“We know all the traditions of a classic quince– a mass with your whole family, the doll, the exchanging of the shoes, the father daughter dance. But Why?”

Symbolizing a time of change, a Quinceañera is a celebration of a girl turning into a woman. This Latino tradition has been passed down from generation to generation, pleasing tías and abuelitas alike. A girl can only become a woman once, so it is important to appreciate and truly understand the experience from start to finish, even with all the silly traditions.

Indigenous tribes used to prepare young ladies to lead the tribes. The young girls were separated from the boys for a period of time to teach them to be ideal wives and caretakers. At the end of the training period, the young girl would take part in an initiation ceremony where she would present all the things she has learned to her community, supported by her family members. When Spain began colonizing Latin America, the Spanish adopted this tradition. The first quinceañeras were meant to shape young women and present them as potential wives. They would learn how to cook and clean, how to be a good wife, and most importantly how to be a good mother. Heavy Catholic influence of the Spanish introduced a dedication mass as the forefront of the quinceañera traditions. Today, Quinceañeras have developed into a coming-of-age celebration with various traditions.

The Mass

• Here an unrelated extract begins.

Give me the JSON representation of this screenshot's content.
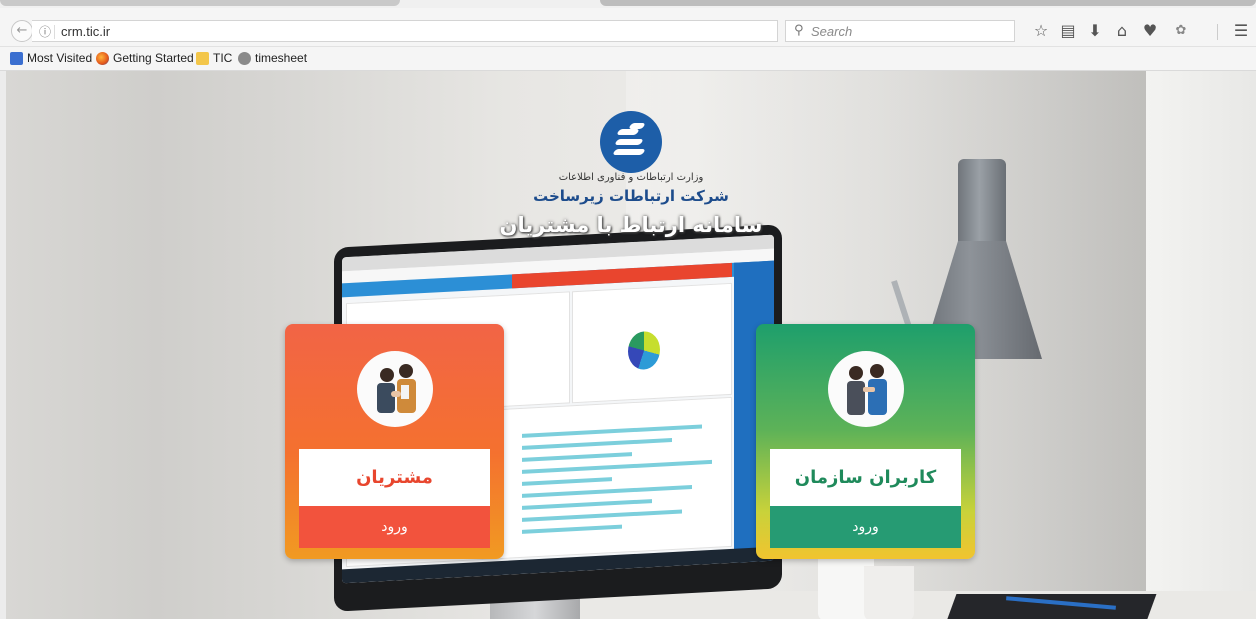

The main reason a girl has a Quinceañera is to be presented as a woman before God and before the community. Often in Latino tradition, a Catholic mass is where this tradition takes place. The mass signifies a promise to be a woman of faith and a follower of Christ. The Quinceañera receives blessed gifts such as a bible, a rosary, a tiara, or a ring. The bible and rosary symbolize a strong foundation of faith. The tiara represents how God sees the young girl as a princess and a daughter to be honored and respected. The ring symbolized God’s unconditional love to the young woman. Lastly, a fresh bouquet of flowers is to be presented to the Virgin Mary, while the girl keeps an artificial one to herself. The quinceañera picks her padrinos, which are usually a married couple that will serve as mentors to guide her spiritually. And while in a general mass the Gospel is spoken to the congregation, in the mass dedicated to the Quinceañera, the Gospel is spoken to her directly and is usually about being a woman of God.

The mass is often proceeded with pictures, pictures, and more pictures. But then… its time to party!

The Exchanging of the Slipper

Before the party gets started, the DJ announces the Quinceañera, her parents, and the court of honor. After or during dinner, the Quinceañera takes a seat in the middle of the dance floor, and her padrinos present her with a pair of high heels. Her father then changes her flat shoe (often a sneaker now-a-days) to a high heel signifying the new-found womanhood.

The Doll

The presentation of the doll is supposed to be the last doll the Quinceañera receives as a young girl. The doll usually has an identical ballgown as the Quinceañera, and is meant to be a keepsake from her special night.

El Vals

The waltz is yet another symbol of the Quinceañera’s presentation as a woman to society. The waltz shows the grace and modesty a young woman should possess. Back in the day, young girls were not allowed to dance with partners at public events, so the waltz at her quince was the first time she was able to show off her moves in front of all her friends and family. Typically, the first dance is between the girl and her father, and the song usually reflects the theme of growing up but still being daddy’s little girl. After the father-daughter dance, the court of honor usually dances a waltz as well. Here, the Quinceañera, her chambelán de honor and her court choreograph a dance. In recent culture, it has become tradition to plan a baile sopresa for the guests, which is usually a mash-up of the latest party hits. The surprise dance doesn’t symbolize anything, really, but it sure is a lot of fun to practice for! If you ask any girl who’s had a Quince, the hours of dance practices make some of the best memories.

Learn more about the Quinceañera mass here.

Learn more about the other Quinceañera traditions here.

Learn more about the origins of the Quinceañera here.